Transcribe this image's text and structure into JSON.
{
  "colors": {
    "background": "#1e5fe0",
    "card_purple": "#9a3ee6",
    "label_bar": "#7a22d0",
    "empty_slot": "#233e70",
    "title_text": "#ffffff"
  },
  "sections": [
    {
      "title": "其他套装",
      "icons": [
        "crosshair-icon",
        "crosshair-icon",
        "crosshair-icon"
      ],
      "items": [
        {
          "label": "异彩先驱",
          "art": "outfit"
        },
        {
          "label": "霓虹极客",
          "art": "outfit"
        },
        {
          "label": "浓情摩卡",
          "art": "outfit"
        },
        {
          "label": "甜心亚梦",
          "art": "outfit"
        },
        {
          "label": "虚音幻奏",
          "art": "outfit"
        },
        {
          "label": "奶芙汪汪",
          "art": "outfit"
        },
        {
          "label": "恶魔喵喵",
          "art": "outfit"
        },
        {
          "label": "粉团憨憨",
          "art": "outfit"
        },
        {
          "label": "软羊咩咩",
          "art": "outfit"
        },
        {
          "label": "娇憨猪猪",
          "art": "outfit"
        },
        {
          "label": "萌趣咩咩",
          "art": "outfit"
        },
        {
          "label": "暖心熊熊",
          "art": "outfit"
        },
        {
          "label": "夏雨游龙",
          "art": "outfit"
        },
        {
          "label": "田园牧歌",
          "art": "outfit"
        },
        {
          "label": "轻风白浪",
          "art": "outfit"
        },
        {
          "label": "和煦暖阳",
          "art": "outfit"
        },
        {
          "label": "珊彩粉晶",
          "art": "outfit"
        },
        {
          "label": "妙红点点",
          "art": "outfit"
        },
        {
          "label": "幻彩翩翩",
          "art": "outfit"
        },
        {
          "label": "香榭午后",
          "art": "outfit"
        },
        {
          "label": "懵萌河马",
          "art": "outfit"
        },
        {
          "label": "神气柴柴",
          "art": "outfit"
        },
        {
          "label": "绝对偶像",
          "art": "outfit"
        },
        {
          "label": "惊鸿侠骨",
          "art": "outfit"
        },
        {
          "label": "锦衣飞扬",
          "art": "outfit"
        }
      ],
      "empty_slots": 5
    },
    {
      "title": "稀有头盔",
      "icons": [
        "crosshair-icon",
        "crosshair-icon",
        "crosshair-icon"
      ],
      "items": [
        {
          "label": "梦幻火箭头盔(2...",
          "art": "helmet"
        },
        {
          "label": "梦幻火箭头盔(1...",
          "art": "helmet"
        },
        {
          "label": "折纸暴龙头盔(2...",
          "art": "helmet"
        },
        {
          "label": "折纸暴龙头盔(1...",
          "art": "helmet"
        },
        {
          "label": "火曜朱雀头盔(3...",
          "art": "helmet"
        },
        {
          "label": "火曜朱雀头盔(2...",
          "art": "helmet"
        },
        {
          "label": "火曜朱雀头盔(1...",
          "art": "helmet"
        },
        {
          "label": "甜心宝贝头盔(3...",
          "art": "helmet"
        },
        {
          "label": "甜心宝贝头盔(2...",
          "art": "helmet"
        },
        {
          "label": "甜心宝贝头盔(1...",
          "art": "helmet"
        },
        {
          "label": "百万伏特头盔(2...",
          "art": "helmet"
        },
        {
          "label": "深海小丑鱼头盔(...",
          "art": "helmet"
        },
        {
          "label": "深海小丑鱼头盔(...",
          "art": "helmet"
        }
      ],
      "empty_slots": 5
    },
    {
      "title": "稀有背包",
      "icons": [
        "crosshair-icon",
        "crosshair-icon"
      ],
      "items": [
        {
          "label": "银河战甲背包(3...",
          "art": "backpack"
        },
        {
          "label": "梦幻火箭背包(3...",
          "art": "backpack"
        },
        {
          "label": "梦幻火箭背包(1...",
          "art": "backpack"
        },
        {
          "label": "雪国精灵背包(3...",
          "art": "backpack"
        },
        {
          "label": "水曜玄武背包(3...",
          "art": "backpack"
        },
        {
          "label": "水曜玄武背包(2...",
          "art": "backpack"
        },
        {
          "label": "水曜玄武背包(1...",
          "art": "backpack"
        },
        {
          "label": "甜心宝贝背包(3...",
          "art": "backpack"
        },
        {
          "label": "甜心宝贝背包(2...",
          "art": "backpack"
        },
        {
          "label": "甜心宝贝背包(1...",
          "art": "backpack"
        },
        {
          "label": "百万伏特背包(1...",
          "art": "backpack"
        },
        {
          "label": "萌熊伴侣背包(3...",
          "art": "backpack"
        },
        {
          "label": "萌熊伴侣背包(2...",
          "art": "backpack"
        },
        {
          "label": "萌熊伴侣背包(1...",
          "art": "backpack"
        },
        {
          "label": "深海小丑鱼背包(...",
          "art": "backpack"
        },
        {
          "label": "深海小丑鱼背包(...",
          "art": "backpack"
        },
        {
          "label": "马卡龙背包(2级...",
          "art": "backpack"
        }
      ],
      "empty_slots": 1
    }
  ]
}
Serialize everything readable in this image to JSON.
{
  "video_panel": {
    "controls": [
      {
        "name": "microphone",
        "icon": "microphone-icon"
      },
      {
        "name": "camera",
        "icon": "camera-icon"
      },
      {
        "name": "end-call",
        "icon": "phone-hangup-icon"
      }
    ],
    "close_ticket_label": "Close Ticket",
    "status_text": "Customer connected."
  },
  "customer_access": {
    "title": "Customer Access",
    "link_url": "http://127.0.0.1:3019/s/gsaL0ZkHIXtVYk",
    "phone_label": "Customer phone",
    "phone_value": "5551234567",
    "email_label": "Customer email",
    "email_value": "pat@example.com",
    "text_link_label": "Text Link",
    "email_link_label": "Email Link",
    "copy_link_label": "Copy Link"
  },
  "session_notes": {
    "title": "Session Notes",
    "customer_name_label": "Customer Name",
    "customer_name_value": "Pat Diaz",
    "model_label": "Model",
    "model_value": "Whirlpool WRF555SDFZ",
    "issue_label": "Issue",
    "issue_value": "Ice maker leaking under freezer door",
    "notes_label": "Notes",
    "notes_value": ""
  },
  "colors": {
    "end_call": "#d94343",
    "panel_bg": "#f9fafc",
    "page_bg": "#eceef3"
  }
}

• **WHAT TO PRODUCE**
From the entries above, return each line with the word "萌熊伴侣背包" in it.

• **EXERCISE RESULT**
          "label": "萌熊伴侣背包(3...",
          "label": "萌熊伴侣背包(2...",
          "label": "萌熊伴侣背包(1...",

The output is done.